In November 2019, former Houston Astros pitcher Mike Fiers confessed in an interview that the team had used a scheme to steal signs during the 2017 season. This was the season in which the Astros won their first ever World Series title.
In baseball, a catcher may make nonverbal signs to his pitcher to be on the same page about what type of pitch he can expect. This scheme the Astros ran involved the use of a camera in the centerfield wall of their home ballpark, Minute Maid Park.
The camera was pointed at the opposing team’s catcher. The camera would send live feed to a monitor in the home dugout, where someone would watch the signs and then send a signal to the Astro who was batting. They tried whistling, clapping and most notably hitting a trash can with a bat to denote what pitch was coming.
Stealing signs is not inherently a violation of baseball rules, but in 2017 MLB Commissioner Rob Manfred warned all teams that the use of technology to steal signs was to be strictly prohibited. This warning came in the same year of the Astros’ sign stealing, meaning they were fully aware of what they were doing.
Once Fiers revealed Houston’s plot, baseball fans began coming up with accusations of their own, saying how the Astros had used remote buzzers under their jerseys. None of them have yet to be confirmed by the Major League Baseball.
To someone who doesn’t watch or play baseball, this may seem like a complicated situation. So think of it like this: What the Astros did was the baseball equivalent of screen-peeking in video games. In fact, there are identifiable ethical parallels between the Astros using a camera to peek at the opposing team with someone peeking at their opponent’s screen in a video game.
Screen-peeking is the act of looking at the screen or part of the screen of whoever you’re playing against in order to see what they are doing. This is most common in first-person shooter games such as Call of Duty or Halo. However, this once rampant method of cheating has almost become a non-issue since split screen gameplay has become less popular in recent years.
Seminole State student Liam Culhane recently played a match of Call of Duty: Black Ops II, a game that hearkens back to his middle school days. Afterward, the Scribe asked him some questions about the ethics behind screen-peeking.
Although admitting he had glanced at his opponent’s half of the screen a couple times, Culhane largely denounced the practice.
“All the necessary information should be available to the player’s own part of the screen,” he said, explaining how the best players don’t have to rely on seeing what their opponent is doing.
“I think any form of victory is invalidated by cheating no matter how big or small,” he said.
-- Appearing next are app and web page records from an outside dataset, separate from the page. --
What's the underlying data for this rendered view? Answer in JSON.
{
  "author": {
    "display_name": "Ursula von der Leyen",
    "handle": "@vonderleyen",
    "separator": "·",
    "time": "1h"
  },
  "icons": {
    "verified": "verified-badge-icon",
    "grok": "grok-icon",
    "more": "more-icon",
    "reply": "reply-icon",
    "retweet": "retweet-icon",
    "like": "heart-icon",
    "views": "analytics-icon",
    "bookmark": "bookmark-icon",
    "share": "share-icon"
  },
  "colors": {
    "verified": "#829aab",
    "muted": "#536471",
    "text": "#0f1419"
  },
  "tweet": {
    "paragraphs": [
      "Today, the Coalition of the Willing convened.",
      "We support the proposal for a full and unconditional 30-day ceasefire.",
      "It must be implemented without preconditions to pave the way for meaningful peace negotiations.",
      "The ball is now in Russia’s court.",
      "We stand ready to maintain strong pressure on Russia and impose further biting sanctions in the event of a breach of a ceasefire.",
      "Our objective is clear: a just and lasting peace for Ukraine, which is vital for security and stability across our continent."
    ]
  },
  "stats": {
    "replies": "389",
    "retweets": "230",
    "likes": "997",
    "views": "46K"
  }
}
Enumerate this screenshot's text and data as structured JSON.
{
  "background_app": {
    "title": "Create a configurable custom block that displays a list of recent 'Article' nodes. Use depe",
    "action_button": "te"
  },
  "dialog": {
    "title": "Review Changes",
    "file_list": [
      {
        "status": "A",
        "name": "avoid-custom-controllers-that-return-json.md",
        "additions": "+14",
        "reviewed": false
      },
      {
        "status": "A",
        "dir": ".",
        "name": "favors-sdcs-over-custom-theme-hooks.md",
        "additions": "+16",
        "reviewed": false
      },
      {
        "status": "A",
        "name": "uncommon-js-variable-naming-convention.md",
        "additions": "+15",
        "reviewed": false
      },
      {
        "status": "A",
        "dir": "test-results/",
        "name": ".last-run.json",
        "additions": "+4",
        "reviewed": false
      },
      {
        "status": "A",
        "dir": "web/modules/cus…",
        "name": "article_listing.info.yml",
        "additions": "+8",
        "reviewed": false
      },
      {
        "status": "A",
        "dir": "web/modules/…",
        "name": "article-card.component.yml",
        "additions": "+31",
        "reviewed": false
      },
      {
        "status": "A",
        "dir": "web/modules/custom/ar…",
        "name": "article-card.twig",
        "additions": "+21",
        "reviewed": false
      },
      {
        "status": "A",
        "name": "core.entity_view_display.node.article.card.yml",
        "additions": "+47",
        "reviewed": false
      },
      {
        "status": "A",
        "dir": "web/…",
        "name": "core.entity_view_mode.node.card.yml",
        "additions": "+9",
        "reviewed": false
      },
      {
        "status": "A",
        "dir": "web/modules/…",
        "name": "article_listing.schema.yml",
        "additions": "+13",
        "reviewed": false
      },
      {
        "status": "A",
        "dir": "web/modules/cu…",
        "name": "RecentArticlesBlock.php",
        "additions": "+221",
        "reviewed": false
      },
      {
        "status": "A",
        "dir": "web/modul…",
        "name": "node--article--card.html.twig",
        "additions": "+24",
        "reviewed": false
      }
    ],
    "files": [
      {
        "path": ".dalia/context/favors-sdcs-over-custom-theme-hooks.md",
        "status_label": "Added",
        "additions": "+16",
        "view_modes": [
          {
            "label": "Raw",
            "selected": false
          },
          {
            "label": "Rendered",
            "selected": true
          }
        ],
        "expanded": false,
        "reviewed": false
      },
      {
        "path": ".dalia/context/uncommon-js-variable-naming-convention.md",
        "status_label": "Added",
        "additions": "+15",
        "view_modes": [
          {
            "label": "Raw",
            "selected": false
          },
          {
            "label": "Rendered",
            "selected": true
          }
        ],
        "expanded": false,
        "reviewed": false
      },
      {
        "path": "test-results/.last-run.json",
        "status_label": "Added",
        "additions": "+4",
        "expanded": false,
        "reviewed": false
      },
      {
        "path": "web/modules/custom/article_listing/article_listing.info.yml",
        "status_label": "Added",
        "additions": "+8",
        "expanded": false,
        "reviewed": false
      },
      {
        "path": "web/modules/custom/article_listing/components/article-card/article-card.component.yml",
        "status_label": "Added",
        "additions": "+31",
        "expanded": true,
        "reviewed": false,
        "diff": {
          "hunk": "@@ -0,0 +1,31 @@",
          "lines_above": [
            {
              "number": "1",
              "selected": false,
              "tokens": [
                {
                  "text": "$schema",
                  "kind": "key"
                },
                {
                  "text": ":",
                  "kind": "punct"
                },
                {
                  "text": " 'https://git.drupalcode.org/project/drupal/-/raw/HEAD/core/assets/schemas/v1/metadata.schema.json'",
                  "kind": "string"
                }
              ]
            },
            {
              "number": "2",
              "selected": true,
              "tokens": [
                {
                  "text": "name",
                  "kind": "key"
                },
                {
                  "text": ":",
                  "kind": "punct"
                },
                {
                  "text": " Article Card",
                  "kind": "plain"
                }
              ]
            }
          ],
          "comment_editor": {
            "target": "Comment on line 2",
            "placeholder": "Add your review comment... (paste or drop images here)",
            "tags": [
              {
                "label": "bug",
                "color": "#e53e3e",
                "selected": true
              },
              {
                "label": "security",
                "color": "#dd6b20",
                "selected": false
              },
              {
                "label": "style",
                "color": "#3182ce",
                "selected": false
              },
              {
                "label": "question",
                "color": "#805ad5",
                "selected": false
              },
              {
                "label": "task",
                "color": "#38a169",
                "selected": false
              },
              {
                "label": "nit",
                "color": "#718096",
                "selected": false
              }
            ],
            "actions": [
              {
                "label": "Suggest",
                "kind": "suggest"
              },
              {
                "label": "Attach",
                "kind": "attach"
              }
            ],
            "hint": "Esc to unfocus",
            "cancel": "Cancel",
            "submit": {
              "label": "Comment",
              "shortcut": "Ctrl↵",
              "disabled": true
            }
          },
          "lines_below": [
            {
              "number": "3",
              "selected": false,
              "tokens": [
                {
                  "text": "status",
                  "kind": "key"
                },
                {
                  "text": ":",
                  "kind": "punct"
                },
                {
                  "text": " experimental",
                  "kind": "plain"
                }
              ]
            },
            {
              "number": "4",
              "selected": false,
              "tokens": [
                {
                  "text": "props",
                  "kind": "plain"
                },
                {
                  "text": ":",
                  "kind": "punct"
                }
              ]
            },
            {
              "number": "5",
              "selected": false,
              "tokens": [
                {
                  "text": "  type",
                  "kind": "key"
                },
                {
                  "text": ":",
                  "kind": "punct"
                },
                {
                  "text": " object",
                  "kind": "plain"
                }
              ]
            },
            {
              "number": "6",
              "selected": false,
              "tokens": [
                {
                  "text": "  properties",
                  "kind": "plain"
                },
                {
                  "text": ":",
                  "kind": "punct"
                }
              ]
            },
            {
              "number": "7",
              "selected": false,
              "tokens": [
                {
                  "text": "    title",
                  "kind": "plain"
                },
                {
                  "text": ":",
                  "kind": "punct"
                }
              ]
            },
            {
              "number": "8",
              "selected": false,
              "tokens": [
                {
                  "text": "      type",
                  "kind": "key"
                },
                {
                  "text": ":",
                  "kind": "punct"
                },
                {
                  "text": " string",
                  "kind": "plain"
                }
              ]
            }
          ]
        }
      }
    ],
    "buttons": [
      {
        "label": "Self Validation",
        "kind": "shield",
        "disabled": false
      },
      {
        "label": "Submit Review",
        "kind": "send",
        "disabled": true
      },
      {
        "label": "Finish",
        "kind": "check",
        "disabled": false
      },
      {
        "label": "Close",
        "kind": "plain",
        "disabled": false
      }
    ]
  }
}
When asked if it is a part of the game, he said it is unavoidably so. Then again, he mentioned how it isn’t an issue in certain communities such as for Super Smash Bros. Ultimate, a game he plays competitively in which both characters are on the same screen at the same time.
We can see that what Houston has done was anything but fair. So, how do baseball players themselves feel about the Astros? To answer this question, the Scribe interviewed Raiders baseball pitcher Josh Collet and asked him about the scandal that’s been sending shockwaves through his sport.
“Overall I don’t think it’s that bad for the sport,” Collet said. “The reason the scandal is this big in my opinion is the lengths the Astros went combined with the fact that they won a World Series doing it.”
Collet had also echoed the sentiment that figuring out the opposing team’s signs is a part of the game but took exception to the alleged use of buzzers. He stated this is because they would give information to the hitter in real time without giving the opposing pitcher or catcher a fair shot at being able to realize their signs were stolen.
Unlike with screen-peeking, there’s a gray area when it comes to whether the Astros’ victory is valid. Among the punishments given to them by the MLB are one-year bans given to their now former manager A.J. Hinch and general manager Jeff Luhnow, a $5 million fine, and the forfeiture of future draft picks. The Astros have been allowed to officially keep their World Series title.
Collet said he believes these punishments are harsh enough.
“That’s where the controversy in all of this is, there are people like myself who don’t believe that this was too far outside of the rules and would just chalk it up to being a part of the game, that the Astros happen to be better at than everyone else, and there’s also people who believe that you shouldn’t be trying to steal signs at all.”